Spectators can have their own old bicycles reconfigured by the crazed artisans for a small fee. "Give 'em some beer. Some cigarettes. They can make 'em right there for you, while you wait. Then they joust. They get on the double-tall bikes and they have jousting poles, almost like Q-Tips, y'know, with padding on the end, and they defend the honor of a maiden, or argue about a beer. Every night it's a little different, but they really hit each other, and they really knock each other off the bikes and it's really high and they really get hurt and it's really stupid. It's pretty good; the audience usually chants, 'Blood, blood!'"
Still not sold? The top man at the Scrappiest Show on Earth has yet other jackdaw astonishments to tempt you, most notably the Veg O Matic--a 750-pound battering ram.
"It's four-person-pedaled--it has its own car trailer that we drag it around in. It has a battering ram with saw blades on the end. It's a huge thing, about the size of a tank, but its main function is a blender; it makes daiquiris." The Veg O Matic has another feature as well, but one which CR does not employ. "It compresses gasoline with nitrogen to shoot hundred-foot flames. Unfortunately, there's no fire allowed in my show, so you won't get to see it."

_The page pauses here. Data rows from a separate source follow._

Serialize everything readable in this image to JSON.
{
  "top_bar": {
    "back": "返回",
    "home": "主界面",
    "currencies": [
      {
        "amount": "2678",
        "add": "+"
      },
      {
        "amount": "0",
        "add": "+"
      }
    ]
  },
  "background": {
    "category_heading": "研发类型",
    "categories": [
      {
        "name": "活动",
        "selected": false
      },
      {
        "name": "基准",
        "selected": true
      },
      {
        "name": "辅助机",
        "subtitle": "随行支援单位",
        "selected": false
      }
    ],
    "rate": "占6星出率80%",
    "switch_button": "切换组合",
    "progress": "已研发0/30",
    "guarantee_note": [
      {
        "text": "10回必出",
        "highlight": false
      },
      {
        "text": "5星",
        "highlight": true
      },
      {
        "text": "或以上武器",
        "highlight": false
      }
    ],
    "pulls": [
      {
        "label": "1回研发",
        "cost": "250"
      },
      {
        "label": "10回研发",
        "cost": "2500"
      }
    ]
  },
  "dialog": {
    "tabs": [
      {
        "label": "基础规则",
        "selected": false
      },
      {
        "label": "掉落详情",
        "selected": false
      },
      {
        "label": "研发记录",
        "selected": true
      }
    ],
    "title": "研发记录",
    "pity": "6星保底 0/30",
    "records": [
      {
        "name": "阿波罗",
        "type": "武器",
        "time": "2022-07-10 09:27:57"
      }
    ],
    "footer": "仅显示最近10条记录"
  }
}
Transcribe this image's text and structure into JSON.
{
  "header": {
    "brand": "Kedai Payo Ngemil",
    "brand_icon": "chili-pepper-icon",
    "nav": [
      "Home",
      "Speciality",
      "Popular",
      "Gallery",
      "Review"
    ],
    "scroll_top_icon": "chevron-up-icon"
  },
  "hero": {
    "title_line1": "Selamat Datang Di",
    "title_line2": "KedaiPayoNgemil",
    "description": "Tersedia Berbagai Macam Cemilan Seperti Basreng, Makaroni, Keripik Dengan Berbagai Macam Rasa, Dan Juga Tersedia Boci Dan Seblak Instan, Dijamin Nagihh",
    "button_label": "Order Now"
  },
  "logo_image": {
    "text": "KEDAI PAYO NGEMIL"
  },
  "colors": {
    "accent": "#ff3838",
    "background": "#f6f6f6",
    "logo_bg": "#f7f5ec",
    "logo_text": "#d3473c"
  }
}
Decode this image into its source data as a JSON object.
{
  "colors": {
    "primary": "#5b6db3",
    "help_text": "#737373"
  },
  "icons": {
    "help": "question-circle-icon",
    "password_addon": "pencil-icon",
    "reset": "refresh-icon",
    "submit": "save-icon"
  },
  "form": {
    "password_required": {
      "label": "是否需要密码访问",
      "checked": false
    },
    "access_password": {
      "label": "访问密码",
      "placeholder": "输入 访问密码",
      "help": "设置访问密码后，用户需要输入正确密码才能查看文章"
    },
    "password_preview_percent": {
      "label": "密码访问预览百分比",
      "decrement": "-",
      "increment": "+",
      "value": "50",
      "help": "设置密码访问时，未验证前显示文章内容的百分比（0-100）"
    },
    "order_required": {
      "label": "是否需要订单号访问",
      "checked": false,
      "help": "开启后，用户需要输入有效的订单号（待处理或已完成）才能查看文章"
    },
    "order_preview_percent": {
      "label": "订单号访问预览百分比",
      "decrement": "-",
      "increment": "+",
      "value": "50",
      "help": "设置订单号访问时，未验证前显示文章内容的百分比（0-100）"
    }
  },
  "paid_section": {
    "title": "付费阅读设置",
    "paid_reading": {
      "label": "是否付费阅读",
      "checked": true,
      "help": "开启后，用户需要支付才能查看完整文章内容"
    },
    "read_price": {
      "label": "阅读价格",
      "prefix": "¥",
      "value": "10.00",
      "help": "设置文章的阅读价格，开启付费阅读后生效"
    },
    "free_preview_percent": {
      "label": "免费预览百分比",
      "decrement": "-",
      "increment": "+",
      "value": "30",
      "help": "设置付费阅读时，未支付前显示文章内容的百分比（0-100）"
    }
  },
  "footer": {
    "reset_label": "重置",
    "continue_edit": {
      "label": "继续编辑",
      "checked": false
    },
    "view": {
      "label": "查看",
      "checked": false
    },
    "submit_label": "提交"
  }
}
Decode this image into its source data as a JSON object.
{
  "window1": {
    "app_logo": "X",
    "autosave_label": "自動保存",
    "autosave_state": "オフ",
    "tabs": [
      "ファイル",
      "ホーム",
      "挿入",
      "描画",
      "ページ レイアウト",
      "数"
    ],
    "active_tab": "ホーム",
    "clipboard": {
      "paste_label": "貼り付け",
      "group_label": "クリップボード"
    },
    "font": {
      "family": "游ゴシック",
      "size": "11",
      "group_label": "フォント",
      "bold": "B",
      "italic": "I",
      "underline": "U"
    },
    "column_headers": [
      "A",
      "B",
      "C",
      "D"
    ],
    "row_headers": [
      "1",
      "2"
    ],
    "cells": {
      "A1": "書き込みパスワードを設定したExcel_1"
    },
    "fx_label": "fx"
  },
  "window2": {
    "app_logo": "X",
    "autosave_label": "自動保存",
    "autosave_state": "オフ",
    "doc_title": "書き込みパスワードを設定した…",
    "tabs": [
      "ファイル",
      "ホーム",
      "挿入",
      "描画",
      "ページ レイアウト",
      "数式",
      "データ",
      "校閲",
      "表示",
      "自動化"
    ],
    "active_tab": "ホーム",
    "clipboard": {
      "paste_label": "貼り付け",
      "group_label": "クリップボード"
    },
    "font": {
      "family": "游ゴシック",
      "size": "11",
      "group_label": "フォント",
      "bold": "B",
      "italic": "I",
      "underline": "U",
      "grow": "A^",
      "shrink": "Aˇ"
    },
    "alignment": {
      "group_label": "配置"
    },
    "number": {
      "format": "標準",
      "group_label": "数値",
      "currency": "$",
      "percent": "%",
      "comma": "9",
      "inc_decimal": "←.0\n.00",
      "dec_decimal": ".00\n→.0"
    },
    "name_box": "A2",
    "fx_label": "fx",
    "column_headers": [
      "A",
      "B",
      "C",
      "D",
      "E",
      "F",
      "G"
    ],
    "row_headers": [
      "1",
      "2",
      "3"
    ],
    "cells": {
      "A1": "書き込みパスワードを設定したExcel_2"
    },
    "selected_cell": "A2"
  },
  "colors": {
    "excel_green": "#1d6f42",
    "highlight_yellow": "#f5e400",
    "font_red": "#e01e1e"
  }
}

No fire in this show? How can that be? Did some harried, prematurely gray insurance agent draw the line? Not at all--it is, rather, an aesthetic choice.
"There's just no fire in my show," says Chicken John, quickly dismissing any notion of pyrotechnics. "It's dangerous, it's stupid, and it's like, all that hippie-pagan-drum-circle crap. It's not our style."
Cirkus Redickuless is scheduled to perform on Saturday, April 12, at the Icehouse, 429 West Jackson. For more details, see Calendar.